## YOUR GOAL
Every line of the data must appear again in the answer, exactly as written.

---------- EXERCISE INPUT ----------

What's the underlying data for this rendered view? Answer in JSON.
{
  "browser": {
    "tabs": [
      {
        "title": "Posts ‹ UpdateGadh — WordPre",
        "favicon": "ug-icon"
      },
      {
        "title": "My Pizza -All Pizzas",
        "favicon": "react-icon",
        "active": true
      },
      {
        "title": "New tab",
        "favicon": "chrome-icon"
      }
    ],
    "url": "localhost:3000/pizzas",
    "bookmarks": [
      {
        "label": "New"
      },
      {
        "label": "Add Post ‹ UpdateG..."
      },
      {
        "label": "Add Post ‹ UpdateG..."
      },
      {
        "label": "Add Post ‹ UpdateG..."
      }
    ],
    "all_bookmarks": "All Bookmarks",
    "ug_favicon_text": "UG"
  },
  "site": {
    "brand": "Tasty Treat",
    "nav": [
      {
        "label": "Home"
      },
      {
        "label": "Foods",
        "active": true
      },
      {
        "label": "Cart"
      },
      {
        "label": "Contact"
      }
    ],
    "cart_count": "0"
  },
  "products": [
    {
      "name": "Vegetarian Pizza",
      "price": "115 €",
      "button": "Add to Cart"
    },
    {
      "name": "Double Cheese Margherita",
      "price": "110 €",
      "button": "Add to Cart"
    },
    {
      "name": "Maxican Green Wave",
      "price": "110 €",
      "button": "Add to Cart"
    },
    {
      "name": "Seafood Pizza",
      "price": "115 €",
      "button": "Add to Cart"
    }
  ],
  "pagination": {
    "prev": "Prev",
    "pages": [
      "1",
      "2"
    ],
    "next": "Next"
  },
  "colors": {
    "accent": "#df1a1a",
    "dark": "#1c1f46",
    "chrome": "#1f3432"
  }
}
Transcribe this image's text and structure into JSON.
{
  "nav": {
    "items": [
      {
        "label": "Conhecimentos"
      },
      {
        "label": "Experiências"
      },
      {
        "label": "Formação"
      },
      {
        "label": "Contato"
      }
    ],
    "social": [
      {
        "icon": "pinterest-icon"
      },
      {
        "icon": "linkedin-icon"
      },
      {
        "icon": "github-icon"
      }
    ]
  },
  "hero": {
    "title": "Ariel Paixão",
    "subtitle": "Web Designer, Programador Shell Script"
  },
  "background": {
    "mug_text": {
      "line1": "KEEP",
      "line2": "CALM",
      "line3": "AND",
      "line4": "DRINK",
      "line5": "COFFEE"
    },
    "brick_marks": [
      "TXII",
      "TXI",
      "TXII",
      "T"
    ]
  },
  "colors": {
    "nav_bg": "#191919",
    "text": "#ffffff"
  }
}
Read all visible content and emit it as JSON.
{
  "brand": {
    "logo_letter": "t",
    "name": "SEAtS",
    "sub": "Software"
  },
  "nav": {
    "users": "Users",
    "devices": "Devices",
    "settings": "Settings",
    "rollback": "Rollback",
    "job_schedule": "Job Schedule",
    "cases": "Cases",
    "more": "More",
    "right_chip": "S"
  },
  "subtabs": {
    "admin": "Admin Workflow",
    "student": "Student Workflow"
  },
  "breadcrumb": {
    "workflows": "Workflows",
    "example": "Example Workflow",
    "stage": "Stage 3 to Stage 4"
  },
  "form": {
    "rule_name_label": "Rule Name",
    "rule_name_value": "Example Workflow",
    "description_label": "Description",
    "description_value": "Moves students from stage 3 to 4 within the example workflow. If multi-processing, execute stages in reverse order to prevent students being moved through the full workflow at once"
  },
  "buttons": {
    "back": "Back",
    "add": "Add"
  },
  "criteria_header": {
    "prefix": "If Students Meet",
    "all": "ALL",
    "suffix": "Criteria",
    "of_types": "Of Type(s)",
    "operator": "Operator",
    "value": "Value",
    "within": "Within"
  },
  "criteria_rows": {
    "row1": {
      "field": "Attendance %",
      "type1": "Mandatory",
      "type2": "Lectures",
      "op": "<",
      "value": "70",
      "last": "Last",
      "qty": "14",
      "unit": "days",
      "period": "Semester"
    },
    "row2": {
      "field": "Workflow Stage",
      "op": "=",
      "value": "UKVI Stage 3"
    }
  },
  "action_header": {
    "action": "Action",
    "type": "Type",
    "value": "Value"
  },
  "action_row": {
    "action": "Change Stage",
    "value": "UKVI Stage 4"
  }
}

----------

## TASK RESULT
What's the underlying data for this rendered view? Answer in JSON.
{
  "browser": {
    "tabs": [
      {
        "title": "Posts ‹ UpdateGadh — WordPre",
        "favicon": "ug-icon"
      },
      {
        "title": "My Pizza -All Pizzas",
        "favicon": "react-icon",
        "active": true
      },
      {
        "title": "New tab",
        "favicon": "chrome-icon"
      }
    ],
    "url": "localhost:3000/pizzas",
    "bookmarks": [
      {
        "label": "New"
      },
      {
        "label": "Add Post ‹ UpdateG..."
      },
      {
        "label": "Add Post ‹ UpdateG..."
      },
      {
        "label": "Add Post ‹ UpdateG..."
      }
    ],
    "all_bookmarks": "All Bookmarks",
    "ug_favicon_text": "UG"
  },
  "site": {
    "brand": "Tasty Treat",
    "nav": [
      {
        "label": "Home"
      },
      {
        "label": "Foods",
        "active": true
      },
      {
        "label": "Cart"
      },
      {
        "label": "Contact"
      }
    ],
    "cart_count": "0"
  },
  "products": [
    {
      "name": "Vegetarian Pizza",
      "price": "115 €",
      "button": "Add to Cart"
    },
    {
      "name": "Double Cheese Margherita",
      "price": "110 €",
      "button": "Add to Cart"
    },
    {
      "name": "Maxican Green Wave",
      "price": "110 €",
      "button": "Add to Cart"
    },
    {
      "name": "Seafood Pizza",
      "price": "115 €",
      "button": "Add to Cart"
    }
  ],
  "pagination": {
    "prev": "Prev",
    "pages": [
      "1",
      "2"
    ],
    "next": "Next"
  },
  "colors": {
    "accent": "#df1a1a",
    "dark": "#1c1f46",
    "chrome": "#1f3432"
  }
}
Transcribe this image's text and structure into JSON.
{
  "nav": {
    "items": [
      {
        "label": "Conhecimentos"
      },
      {
        "label": "Experiências"
      },
      {
        "label": "Formação"
      },
      {
        "label": "Contato"
      }
    ],
    "social": [
      {
        "icon": "pinterest-icon"
      },
      {
        "icon": "linkedin-icon"
      },
      {
        "icon": "github-icon"
      }
    ]
  },
  "hero": {
    "title": "Ariel Paixão",
    "subtitle": "Web Designer, Programador Shell Script"
  },
  "background": {
    "mug_text": {
      "line1": "KEEP",
      "line2": "CALM",
      "line3": "AND",
      "line4": "DRINK",
      "line5": "COFFEE"
    },
    "brick_marks": [
      "TXII",
      "TXI",
      "TXII",
      "T"
    ]
  },
  "colors": {
    "nav_bg": "#191919",
    "text": "#ffffff"
  }
}
Read all visible content and emit it as JSON.
{
  "brand": {
    "logo_letter": "t",
    "name": "SEAtS",
    "sub": "Software"
  },
  "nav": {
    "users": "Users",
    "devices": "Devices",
    "settings": "Settings",
    "rollback": "Rollback",
    "job_schedule": "Job Schedule",
    "cases": "Cases",
    "more": "More",
    "right_chip": "S"
  },
  "subtabs": {
    "admin": "Admin Workflow",
    "student": "Student Workflow"
  },
  "breadcrumb": {
    "workflows": "Workflows",
    "example": "Example Workflow",
    "stage": "Stage 3 to Stage 4"
  },
  "form": {
    "rule_name_label": "Rule Name",
    "rule_name_value": "Example Workflow",
    "description_label": "Description",
    "description_value": "Moves students from stage 3 to 4 within the example workflow. If multi-processing, execute stages in reverse order to prevent students being moved through the full workflow at once"
  },
  "buttons": {
    "back": "Back",
    "add": "Add"
  },
  "criteria_header": {
    "prefix": "If Students Meet",
    "all": "ALL",
    "suffix": "Criteria",
    "of_types": "Of Type(s)",
    "operator": "Operator",
    "value": "Value",
    "within": "Within"
  },
  "criteria_rows": {
    "row1": {
      "field": "Attendance %",
      "type1": "Mandatory",
      "type2": "Lectures",
      "op": "<",
      "value": "70",
      "last": "Last",
      "qty": "14",
      "unit": "days",
      "period": "Semester"
    },
    "row2": {
      "field": "Workflow Stage",
      "op": "=",
      "value": "UKVI Stage 3"
    }
  },
  "action_header": {
    "action": "Action",
    "type": "Type",
    "value": "Value"
  },
  "action_row": {
    "action": "Change Stage",
    "value": "UKVI Stage 4"
  }
}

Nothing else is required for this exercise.